On International Women’s Day earlier this month, women disappeared across media, from the covers of magazines to billboards and posters.
Rosie the Riveter, the WWII icon of the American women workers, disappeared from her iconic poster in a bus shelter. Serena Williams faded from the Beats billboard in Times Square and Scarlett Johansson disappeared from a magazine cover. Vogue, Glamour and Allure magazines issues printed without women on their cover. Across the world, one might have observed some profile pictures that disappeared with a hashtag #NotThere over facebook and Twitter.
The Clinton Foundation, the institution behind this campaign along with media agencies, designated some existing advertisements, posters and other media to cut out women as part of a campaign to call attention to gender inequality. It was a symbolic gesture to say that when it comes to gender equality, we (men and women) are #NotThere yet.
This act was also intended to drive online traffic to the No Ceilings initiative report on the status of women and girls across the globe.
The Clinton Foundation, founded by former President Bill Clinton, is also using online video, radio and social media to represent the idea that women are “not there” yet in terms of gender equality. Female celebrities, including Cameron Diaz and Amy Poehler, are featured in a video on the campaign’s website, Not-There.org, that explains the effort.
Many companies also participated in this purpose-driven marketing campaign. Along with the mass media company Condé Nast, the sports clothing and accessories company Under Armour and Beats, several other companies gave the Clinton foundation permission to replace their existing ads with modified ones, including the FMCG giant Unilever whose Dove brand in particular has a number of successful ad campaigns directed at women.
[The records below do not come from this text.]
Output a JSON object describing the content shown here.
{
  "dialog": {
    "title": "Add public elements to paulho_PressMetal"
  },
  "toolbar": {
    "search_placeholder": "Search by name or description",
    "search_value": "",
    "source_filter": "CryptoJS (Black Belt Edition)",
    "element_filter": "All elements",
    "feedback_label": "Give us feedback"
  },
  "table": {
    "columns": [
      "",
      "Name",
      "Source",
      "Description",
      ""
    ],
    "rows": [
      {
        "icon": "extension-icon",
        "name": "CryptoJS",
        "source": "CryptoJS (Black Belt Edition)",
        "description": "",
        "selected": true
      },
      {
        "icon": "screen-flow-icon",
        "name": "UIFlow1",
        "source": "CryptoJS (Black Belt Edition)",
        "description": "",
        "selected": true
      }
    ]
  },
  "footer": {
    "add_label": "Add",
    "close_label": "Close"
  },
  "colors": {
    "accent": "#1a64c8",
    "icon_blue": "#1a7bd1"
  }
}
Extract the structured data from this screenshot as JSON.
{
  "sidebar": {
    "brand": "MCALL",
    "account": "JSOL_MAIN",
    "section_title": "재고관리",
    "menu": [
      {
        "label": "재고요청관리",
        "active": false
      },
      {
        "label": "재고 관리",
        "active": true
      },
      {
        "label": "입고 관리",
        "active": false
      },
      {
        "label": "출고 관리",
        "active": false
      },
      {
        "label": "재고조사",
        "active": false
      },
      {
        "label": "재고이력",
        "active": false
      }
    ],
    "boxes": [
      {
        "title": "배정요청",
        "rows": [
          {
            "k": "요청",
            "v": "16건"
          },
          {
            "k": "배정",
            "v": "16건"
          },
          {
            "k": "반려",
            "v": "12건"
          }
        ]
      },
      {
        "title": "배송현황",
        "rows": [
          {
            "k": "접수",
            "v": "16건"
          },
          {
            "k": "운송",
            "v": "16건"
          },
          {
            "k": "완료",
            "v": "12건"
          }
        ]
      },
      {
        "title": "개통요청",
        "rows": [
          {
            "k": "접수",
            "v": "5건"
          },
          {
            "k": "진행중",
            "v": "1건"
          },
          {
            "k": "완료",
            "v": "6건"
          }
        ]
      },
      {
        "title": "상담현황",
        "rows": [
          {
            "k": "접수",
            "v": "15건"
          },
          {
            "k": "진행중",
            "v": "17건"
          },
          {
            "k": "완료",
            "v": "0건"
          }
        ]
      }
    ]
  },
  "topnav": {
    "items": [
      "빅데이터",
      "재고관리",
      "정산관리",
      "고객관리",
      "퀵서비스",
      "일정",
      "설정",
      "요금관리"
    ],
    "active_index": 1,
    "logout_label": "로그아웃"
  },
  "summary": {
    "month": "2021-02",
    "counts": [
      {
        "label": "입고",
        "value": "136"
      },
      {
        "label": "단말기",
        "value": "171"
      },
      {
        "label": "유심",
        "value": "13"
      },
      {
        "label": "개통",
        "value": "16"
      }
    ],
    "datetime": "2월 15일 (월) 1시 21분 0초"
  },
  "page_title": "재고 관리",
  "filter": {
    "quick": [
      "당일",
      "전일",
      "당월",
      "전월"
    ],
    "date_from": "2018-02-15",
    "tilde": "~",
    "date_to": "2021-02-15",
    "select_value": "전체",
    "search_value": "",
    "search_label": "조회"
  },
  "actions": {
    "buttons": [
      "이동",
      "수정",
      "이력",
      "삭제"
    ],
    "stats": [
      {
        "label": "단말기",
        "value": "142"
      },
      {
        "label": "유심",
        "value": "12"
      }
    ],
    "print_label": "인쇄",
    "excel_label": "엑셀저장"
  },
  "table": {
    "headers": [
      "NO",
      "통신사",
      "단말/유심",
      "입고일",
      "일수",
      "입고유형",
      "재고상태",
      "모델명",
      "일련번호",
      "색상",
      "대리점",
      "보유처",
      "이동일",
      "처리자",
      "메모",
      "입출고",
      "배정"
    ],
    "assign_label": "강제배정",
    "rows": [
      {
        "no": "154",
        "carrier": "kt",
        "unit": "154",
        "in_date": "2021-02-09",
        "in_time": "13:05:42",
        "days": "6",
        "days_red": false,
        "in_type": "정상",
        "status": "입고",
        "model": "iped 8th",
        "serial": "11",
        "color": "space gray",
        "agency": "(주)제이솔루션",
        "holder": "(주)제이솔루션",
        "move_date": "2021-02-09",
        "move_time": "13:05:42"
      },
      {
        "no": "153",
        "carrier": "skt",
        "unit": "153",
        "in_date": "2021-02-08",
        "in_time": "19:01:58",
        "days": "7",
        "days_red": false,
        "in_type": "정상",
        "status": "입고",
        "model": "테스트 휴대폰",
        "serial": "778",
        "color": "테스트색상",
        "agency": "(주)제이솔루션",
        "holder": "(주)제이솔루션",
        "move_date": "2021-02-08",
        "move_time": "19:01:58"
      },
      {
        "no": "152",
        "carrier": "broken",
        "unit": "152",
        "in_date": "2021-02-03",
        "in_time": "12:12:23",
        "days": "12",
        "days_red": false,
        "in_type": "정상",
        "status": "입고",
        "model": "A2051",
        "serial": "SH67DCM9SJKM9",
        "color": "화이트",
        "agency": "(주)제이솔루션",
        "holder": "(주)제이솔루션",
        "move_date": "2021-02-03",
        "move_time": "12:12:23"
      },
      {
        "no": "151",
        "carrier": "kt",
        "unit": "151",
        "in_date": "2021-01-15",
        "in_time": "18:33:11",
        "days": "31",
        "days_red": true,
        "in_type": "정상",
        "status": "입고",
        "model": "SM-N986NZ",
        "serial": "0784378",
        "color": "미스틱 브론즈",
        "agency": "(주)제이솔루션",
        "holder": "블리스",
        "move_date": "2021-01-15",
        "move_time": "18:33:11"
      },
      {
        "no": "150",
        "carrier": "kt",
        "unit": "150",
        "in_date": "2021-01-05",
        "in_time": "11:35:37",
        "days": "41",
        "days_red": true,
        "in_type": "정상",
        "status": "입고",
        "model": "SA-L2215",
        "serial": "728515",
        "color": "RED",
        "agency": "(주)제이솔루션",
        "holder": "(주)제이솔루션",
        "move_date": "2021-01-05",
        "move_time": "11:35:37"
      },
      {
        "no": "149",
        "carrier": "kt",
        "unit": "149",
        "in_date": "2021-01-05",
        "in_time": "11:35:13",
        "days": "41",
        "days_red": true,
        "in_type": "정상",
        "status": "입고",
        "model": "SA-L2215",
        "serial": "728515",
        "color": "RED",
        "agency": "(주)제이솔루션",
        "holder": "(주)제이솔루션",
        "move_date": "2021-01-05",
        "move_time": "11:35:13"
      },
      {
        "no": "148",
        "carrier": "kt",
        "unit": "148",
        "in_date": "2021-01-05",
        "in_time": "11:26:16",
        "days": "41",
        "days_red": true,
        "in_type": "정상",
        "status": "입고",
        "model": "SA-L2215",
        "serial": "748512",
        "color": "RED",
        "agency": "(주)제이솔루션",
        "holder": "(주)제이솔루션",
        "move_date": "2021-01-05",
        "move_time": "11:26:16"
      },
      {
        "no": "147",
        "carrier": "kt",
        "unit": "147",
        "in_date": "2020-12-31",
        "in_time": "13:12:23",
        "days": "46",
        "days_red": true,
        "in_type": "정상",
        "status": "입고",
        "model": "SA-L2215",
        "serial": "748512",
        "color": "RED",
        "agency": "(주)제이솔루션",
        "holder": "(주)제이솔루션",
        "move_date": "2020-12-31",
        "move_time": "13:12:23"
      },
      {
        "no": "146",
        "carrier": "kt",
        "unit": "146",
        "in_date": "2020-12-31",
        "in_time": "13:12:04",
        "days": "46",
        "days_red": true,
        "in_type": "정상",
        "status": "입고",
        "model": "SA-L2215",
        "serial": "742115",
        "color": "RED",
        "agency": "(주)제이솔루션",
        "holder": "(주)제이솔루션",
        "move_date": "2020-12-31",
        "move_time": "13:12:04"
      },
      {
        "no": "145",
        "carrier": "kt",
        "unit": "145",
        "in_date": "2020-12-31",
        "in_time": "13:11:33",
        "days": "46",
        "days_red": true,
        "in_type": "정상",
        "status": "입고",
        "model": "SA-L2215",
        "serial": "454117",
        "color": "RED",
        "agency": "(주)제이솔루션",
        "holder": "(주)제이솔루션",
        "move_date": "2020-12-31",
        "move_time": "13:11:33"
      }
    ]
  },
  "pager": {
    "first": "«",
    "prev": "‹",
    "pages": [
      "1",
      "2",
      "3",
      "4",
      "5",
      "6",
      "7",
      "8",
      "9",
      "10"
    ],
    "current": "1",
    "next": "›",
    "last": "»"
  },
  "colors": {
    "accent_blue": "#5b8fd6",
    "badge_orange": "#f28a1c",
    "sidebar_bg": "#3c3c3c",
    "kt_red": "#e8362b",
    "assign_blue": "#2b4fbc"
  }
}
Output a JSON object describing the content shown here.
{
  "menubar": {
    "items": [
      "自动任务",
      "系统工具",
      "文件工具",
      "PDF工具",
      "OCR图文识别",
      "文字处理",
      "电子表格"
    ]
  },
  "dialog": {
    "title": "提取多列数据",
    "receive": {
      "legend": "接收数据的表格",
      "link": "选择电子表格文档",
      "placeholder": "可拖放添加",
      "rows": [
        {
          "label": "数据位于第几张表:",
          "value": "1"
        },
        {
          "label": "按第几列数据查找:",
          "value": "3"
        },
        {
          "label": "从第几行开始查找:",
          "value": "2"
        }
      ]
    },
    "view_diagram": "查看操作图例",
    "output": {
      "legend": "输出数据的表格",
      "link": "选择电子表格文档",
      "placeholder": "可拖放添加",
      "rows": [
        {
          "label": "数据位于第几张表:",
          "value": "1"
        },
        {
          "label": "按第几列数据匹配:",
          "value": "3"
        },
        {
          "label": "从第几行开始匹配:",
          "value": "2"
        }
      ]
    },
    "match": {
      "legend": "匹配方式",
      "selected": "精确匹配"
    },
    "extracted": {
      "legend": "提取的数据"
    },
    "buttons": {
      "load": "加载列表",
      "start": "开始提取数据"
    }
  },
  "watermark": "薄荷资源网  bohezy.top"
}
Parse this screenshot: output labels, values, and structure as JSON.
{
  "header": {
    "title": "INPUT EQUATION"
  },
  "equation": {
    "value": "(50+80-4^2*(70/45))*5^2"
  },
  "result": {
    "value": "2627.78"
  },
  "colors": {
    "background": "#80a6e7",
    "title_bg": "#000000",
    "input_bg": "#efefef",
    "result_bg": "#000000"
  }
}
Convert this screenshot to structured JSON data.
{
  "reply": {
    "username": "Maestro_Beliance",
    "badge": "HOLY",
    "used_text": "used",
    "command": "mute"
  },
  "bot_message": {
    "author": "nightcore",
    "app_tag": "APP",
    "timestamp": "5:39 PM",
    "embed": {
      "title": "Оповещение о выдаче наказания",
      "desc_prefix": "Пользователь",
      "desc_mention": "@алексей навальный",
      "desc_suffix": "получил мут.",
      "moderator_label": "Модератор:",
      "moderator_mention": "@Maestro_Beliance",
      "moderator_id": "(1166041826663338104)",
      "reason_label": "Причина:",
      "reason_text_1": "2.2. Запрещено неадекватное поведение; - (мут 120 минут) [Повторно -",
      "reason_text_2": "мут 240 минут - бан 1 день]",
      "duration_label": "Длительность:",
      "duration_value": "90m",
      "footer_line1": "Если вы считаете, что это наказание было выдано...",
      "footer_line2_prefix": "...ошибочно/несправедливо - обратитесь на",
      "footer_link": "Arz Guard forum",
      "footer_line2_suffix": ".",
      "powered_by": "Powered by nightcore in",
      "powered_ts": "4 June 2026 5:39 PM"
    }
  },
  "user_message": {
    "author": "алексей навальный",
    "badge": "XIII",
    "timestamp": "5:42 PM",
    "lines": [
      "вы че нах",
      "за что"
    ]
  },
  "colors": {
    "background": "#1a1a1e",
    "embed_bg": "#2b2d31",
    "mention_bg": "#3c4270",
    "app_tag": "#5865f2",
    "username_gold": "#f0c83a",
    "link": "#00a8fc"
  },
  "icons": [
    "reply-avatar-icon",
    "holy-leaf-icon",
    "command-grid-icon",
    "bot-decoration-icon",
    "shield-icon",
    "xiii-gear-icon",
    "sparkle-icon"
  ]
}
The media space was donated or provided at a discount while the foundation covered the cost of printing the altered material.